------ Material shown

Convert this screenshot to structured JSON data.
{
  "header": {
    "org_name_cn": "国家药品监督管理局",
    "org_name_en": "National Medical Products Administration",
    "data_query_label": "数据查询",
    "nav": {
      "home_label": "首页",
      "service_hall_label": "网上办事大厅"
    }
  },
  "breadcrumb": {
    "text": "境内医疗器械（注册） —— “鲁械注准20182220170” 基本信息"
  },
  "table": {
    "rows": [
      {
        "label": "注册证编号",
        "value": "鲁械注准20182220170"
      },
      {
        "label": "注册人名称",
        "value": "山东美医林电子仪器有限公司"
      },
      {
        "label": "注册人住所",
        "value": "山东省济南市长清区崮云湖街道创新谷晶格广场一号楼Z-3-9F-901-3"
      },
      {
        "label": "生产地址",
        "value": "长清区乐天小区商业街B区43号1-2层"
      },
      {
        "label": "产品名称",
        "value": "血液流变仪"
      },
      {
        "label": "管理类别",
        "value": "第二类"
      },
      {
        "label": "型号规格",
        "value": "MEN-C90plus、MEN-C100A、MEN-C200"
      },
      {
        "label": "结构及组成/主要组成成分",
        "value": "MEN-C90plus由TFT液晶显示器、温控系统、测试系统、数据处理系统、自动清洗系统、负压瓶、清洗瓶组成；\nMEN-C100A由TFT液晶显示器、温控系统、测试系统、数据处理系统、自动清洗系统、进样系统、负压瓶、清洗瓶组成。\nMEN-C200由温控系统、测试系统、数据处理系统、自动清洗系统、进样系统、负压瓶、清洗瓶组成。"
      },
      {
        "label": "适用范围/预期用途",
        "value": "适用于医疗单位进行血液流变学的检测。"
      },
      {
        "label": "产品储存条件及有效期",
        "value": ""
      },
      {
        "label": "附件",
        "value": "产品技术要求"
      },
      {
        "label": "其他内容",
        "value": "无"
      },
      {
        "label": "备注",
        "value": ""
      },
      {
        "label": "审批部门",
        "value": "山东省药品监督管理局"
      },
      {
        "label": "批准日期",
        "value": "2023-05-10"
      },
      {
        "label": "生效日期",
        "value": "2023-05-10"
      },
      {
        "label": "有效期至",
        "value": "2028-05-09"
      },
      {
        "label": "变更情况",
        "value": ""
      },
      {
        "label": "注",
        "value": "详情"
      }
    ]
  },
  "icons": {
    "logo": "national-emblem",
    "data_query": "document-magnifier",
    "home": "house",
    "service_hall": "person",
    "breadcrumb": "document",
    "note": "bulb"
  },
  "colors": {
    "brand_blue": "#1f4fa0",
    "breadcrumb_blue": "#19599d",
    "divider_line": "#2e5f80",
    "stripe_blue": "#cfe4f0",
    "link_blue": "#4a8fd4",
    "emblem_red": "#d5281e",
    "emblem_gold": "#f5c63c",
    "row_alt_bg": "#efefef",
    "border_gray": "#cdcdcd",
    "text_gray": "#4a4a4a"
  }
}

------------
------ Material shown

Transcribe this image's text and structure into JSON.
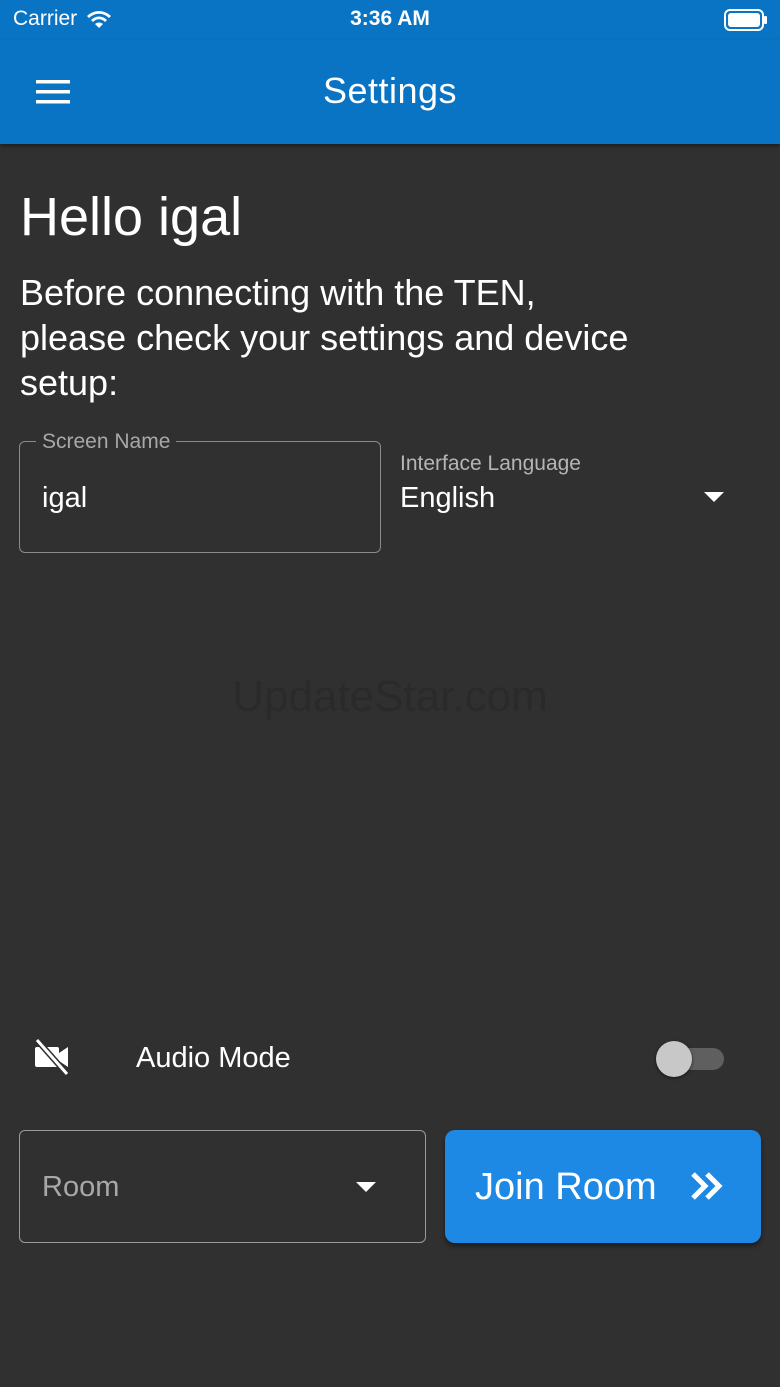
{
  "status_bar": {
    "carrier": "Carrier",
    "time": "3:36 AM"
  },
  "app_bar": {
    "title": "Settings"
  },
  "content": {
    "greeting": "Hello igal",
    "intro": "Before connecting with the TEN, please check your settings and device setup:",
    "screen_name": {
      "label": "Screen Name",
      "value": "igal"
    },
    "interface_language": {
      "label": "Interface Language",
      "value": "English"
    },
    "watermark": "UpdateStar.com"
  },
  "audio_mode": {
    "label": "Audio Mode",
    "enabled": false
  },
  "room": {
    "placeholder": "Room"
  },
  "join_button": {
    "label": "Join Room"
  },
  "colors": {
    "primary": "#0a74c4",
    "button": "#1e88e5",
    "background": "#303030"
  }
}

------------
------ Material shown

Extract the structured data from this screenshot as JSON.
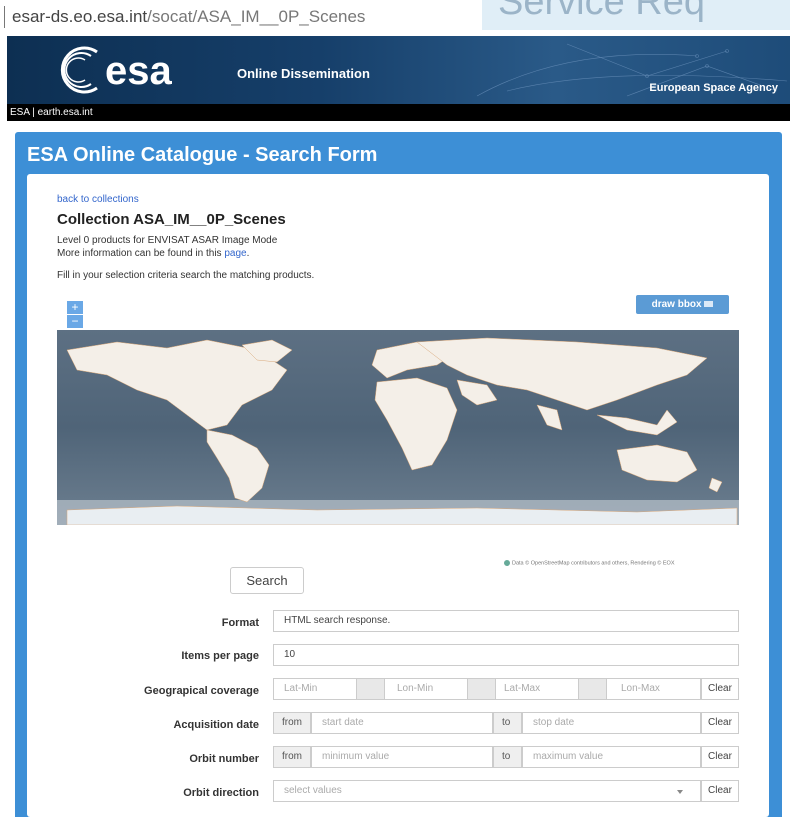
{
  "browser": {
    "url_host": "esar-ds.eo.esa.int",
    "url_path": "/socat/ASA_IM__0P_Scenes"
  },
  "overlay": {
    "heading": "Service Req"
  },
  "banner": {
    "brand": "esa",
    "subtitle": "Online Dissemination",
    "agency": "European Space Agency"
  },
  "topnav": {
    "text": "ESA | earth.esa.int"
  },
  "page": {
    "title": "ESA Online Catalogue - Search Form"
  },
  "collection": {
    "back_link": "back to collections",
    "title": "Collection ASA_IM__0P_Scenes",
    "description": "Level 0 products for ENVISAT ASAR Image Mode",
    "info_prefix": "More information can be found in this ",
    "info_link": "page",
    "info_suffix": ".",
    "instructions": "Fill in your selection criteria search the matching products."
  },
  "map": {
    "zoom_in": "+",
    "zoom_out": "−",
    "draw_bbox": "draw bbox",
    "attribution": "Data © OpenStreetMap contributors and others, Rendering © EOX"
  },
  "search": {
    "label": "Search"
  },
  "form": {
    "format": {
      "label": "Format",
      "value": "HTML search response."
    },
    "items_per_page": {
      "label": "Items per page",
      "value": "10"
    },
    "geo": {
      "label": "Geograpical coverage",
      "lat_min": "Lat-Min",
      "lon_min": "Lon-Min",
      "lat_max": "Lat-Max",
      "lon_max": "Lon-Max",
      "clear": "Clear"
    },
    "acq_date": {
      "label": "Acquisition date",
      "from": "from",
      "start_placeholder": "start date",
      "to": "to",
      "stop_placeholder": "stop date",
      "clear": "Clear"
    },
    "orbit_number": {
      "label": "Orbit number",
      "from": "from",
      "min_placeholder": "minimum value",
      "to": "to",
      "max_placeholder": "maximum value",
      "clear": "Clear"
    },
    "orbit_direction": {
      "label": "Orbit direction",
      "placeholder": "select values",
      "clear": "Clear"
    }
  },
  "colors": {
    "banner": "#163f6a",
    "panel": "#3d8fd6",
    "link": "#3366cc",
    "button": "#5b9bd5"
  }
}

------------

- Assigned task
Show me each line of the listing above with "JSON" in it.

- Response below
Convert this screenshot to structured JSON data.
Transcribe this image's text and structure into JSON.
Extract the structured data from this screenshot as JSON.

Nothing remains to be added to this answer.